Luxembourg RAIFs are increasingly used in order to provide debt funding for acquisitions. Until recently it was uncertain how interest paid by a Belgian company to a RAIF is to be treated from a Belgian withholding tax perspective. Two recent decisions of the Belgian Supreme Court provide more clarity.

The RAIF Regime 

In 2016, Luxembourg introduced the RAIF (“reserved alternative investment fund” or “fonds d’investissement alternatif réservé”) in order to increase its attractiveness for investment funds and asset management.

One of the most appealing aspects of RAIFs is their tax regime. In principle, a RAIF is only subject to an annual ‘subscription tax’ (‘taxe d’abonnement’) at a rate of 0.01% of its net assets (with various exemptions) and no Luxembourg withholding tax is levied on its profit distributions.

It is hence no surprise that RAIFs are increasingly used to provide debt funding for e.g. acquisitions. However, the question arises whether interest attributed or paid by a Belgian company to a RAIF can benefit from a Belgian withholding tax exemption.

Belgian withholding tax treatment of interest – Position of the Belgian Supreme Court

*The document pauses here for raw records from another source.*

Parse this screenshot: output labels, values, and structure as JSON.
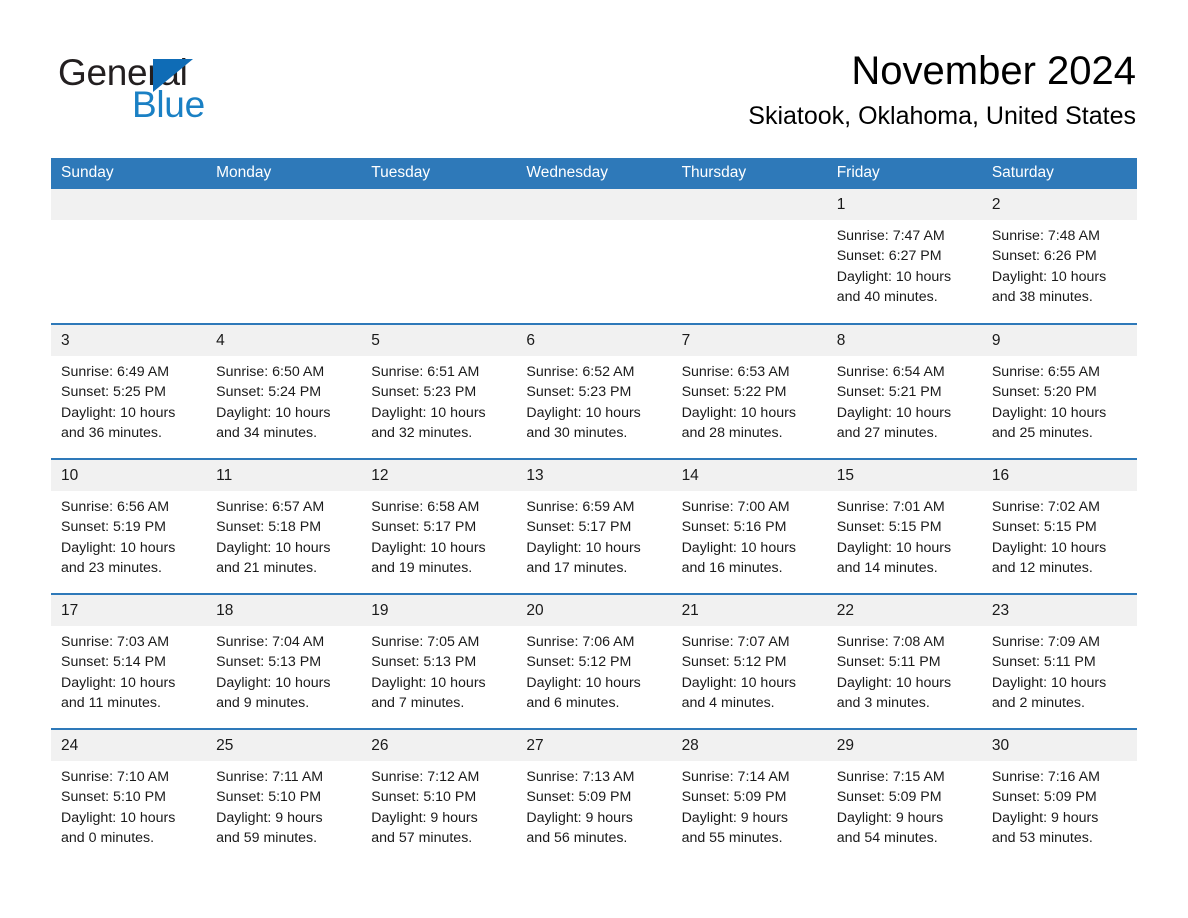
{
  "brand": {
    "name_part1": "General",
    "name_part2": "Blue",
    "triangle_color": "#0f6cb6",
    "blue_text_color": "#1a80c4"
  },
  "header": {
    "month_title": "November 2024",
    "location": "Skiatook, Oklahoma, United States"
  },
  "theme": {
    "header_blue": "#2e79b9",
    "daynum_gray": "#f1f1f1",
    "text_color": "#1a1a1a",
    "page_background": "#ffffff"
  },
  "calendar": {
    "weekday_headers": [
      "Sunday",
      "Monday",
      "Tuesday",
      "Wednesday",
      "Thursday",
      "Friday",
      "Saturday"
    ],
    "labels": {
      "sunrise": "Sunrise:",
      "sunset": "Sunset:",
      "daylight": "Daylight:"
    },
    "weeks": [
      [
        {
          "day": "",
          "blank": true
        },
        {
          "day": "",
          "blank": true
        },
        {
          "day": "",
          "blank": true
        },
        {
          "day": "",
          "blank": true
        },
        {
          "day": "",
          "blank": true
        },
        {
          "day": "1",
          "sunrise": "Sunrise: 7:47 AM",
          "sunset": "Sunset: 6:27 PM",
          "daylight_line1": "Daylight: 10 hours",
          "daylight_line2": "and 40 minutes."
        },
        {
          "day": "2",
          "sunrise": "Sunrise: 7:48 AM",
          "sunset": "Sunset: 6:26 PM",
          "daylight_line1": "Daylight: 10 hours",
          "daylight_line2": "and 38 minutes."
        }
      ],
      [
        {
          "day": "3",
          "sunrise": "Sunrise: 6:49 AM",
          "sunset": "Sunset: 5:25 PM",
          "daylight_line1": "Daylight: 10 hours",
          "daylight_line2": "and 36 minutes."
        },
        {
          "day": "4",
          "sunrise": "Sunrise: 6:50 AM",
          "sunset": "Sunset: 5:24 PM",
          "daylight_line1": "Daylight: 10 hours",
          "daylight_line2": "and 34 minutes."
        },
        {
          "day": "5",
          "sunrise": "Sunrise: 6:51 AM",
          "sunset": "Sunset: 5:23 PM",
          "daylight_line1": "Daylight: 10 hours",
          "daylight_line2": "and 32 minutes."
        },
        {
          "day": "6",
          "sunrise": "Sunrise: 6:52 AM",
          "sunset": "Sunset: 5:23 PM",
          "daylight_line1": "Daylight: 10 hours",
          "daylight_line2": "and 30 minutes."
        },
        {
          "day": "7",
          "sunrise": "Sunrise: 6:53 AM",
          "sunset": "Sunset: 5:22 PM",
          "daylight_line1": "Daylight: 10 hours",
          "daylight_line2": "and 28 minutes."
        },
        {
          "day": "8",
          "sunrise": "Sunrise: 6:54 AM",
          "sunset": "Sunset: 5:21 PM",
          "daylight_line1": "Daylight: 10 hours",
          "daylight_line2": "and 27 minutes."
        },
        {
          "day": "9",
          "sunrise": "Sunrise: 6:55 AM",
          "sunset": "Sunset: 5:20 PM",
          "daylight_line1": "Daylight: 10 hours",
          "daylight_line2": "and 25 minutes."
        }
      ],
      [
        {
          "day": "10",
          "sunrise": "Sunrise: 6:56 AM",
          "sunset": "Sunset: 5:19 PM",
          "daylight_line1": "Daylight: 10 hours",
          "daylight_line2": "and 23 minutes."
        },
        {
          "day": "11",
          "sunrise": "Sunrise: 6:57 AM",
          "sunset": "Sunset: 5:18 PM",
          "daylight_line1": "Daylight: 10 hours",
          "daylight_line2": "and 21 minutes."
        },
        {
          "day": "12",
          "sunrise": "Sunrise: 6:58 AM",
          "sunset": "Sunset: 5:17 PM",
          "daylight_line1": "Daylight: 10 hours",
          "daylight_line2": "and 19 minutes."
        },
        {
          "day": "13",
          "sunrise": "Sunrise: 6:59 AM",
          "sunset": "Sunset: 5:17 PM",
          "daylight_line1": "Daylight: 10 hours",
          "daylight_line2": "and 17 minutes."
        },
        {
          "day": "14",
          "sunrise": "Sunrise: 7:00 AM",
          "sunset": "Sunset: 5:16 PM",
          "daylight_line1": "Daylight: 10 hours",
          "daylight_line2": "and 16 minutes."
        },
        {
          "day": "15",
          "sunrise": "Sunrise: 7:01 AM",
          "sunset": "Sunset: 5:15 PM",
          "daylight_line1": "Daylight: 10 hours",
          "daylight_line2": "and 14 minutes."
        },
        {
          "day": "16",
          "sunrise": "Sunrise: 7:02 AM",
          "sunset": "Sunset: 5:15 PM",
          "daylight_line1": "Daylight: 10 hours",
          "daylight_line2": "and 12 minutes."
        }
      ],
      [
        {
          "day": "17",
          "sunrise": "Sunrise: 7:03 AM",
          "sunset": "Sunset: 5:14 PM",
          "daylight_line1": "Daylight: 10 hours",
          "daylight_line2": "and 11 minutes."
        },
        {
          "day": "18",
          "sunrise": "Sunrise: 7:04 AM",
          "sunset": "Sunset: 5:13 PM",
          "daylight_line1": "Daylight: 10 hours",
          "daylight_line2": "and 9 minutes."
        },
        {
          "day": "19",
          "sunrise": "Sunrise: 7:05 AM",
          "sunset": "Sunset: 5:13 PM",
          "daylight_line1": "Daylight: 10 hours",
          "daylight_line2": "and 7 minutes."
        },
        {
          "day": "20",
          "sunrise": "Sunrise: 7:06 AM",
          "sunset": "Sunset: 5:12 PM",
          "daylight_line1": "Daylight: 10 hours",
          "daylight_line2": "and 6 minutes."
        },
        {
          "day": "21",
          "sunrise": "Sunrise: 7:07 AM",
          "sunset": "Sunset: 5:12 PM",
          "daylight_line1": "Daylight: 10 hours",
          "daylight_line2": "and 4 minutes."
        },
        {
          "day": "22",
          "sunrise": "Sunrise: 7:08 AM",
          "sunset": "Sunset: 5:11 PM",
          "daylight_line1": "Daylight: 10 hours",
          "daylight_line2": "and 3 minutes."
        },
        {
          "day": "23",
          "sunrise": "Sunrise: 7:09 AM",
          "sunset": "Sunset: 5:11 PM",
          "daylight_line1": "Daylight: 10 hours",
          "daylight_line2": "and 2 minutes."
        }
      ],
      [
        {
          "day": "24",
          "sunrise": "Sunrise: 7:10 AM",
          "sunset": "Sunset: 5:10 PM",
          "daylight_line1": "Daylight: 10 hours",
          "daylight_line2": "and 0 minutes."
        },
        {
          "day": "25",
          "sunrise": "Sunrise: 7:11 AM",
          "sunset": "Sunset: 5:10 PM",
          "daylight_line1": "Daylight: 9 hours",
          "daylight_line2": "and 59 minutes."
        },
        {
          "day": "26",
          "sunrise": "Sunrise: 7:12 AM",
          "sunset": "Sunset: 5:10 PM",
          "daylight_line1": "Daylight: 9 hours",
          "daylight_line2": "and 57 minutes."
        },
        {
          "day": "27",
          "sunrise": "Sunrise: 7:13 AM",
          "sunset": "Sunset: 5:09 PM",
          "daylight_line1": "Daylight: 9 hours",
          "daylight_line2": "and 56 minutes."
        },
        {
          "day": "28",
          "sunrise": "Sunrise: 7:14 AM",
          "sunset": "Sunset: 5:09 PM",
          "daylight_line1": "Daylight: 9 hours",
          "daylight_line2": "and 55 minutes."
        },
        {
          "day": "29",
          "sunrise": "Sunrise: 7:15 AM",
          "sunset": "Sunset: 5:09 PM",
          "daylight_line1": "Daylight: 9 hours",
          "daylight_line2": "and 54 minutes."
        },
        {
          "day": "30",
          "sunrise": "Sunrise: 7:16 AM",
          "sunset": "Sunset: 5:09 PM",
          "daylight_line1": "Daylight: 9 hours",
          "daylight_line2": "and 53 minutes."
        }
      ]
    ]
  }
}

In Belgium, interest attributions or payments are in principle subject to a 30% withholding tax. The Belgium-Luxembourg double tax treaty provides a withholding tax exemption, but this treaty can only be invoked by companies that are subject to a kind of tax that is explicitly mentioned in the treaty, such as an ‘income tax’ or a ‘wealth tax’ (‘impôt sur la fortune’). The Luxembourg ‘subscription tax’ is not explicitly mentioned in the treaty.

The Belgian Supreme Court recently ruled on two cases relating to collective investment funds. The Court ruled that the Luxembourg ‘subscription tax’ cannot be considered as ‘equal’ or ‘equivalent’ as the taxes that are mentioned in the treaty. Therefore, the ‘subscription tax’ is not covered by the treaty. As a result, a RAIF that is only subject to a ‘subscription tax’ cannot benefit from the interest withholding tax exemption offered by the treaty.

Therefore, in case Belgian companies envisage taking out debt from a Luxembourg RAIF, it should be analysed if they can rely on a domestic exemption (such as nominative bonds, X/N accounts or finance company regime) in order to benefit from a Belgian withholding tax exemption on the interest attributed or paid to the RAIF.

This, in particular, will be important if the RAIF has negotiated a net interest rate, in which case the Belgian borrower would be confronted with a grossed-up interest in case Belgian withholding tax would be due.

Thanks to Nancy Van de Voorde, Christophe Rapoye and Mahah Chah for their contribution.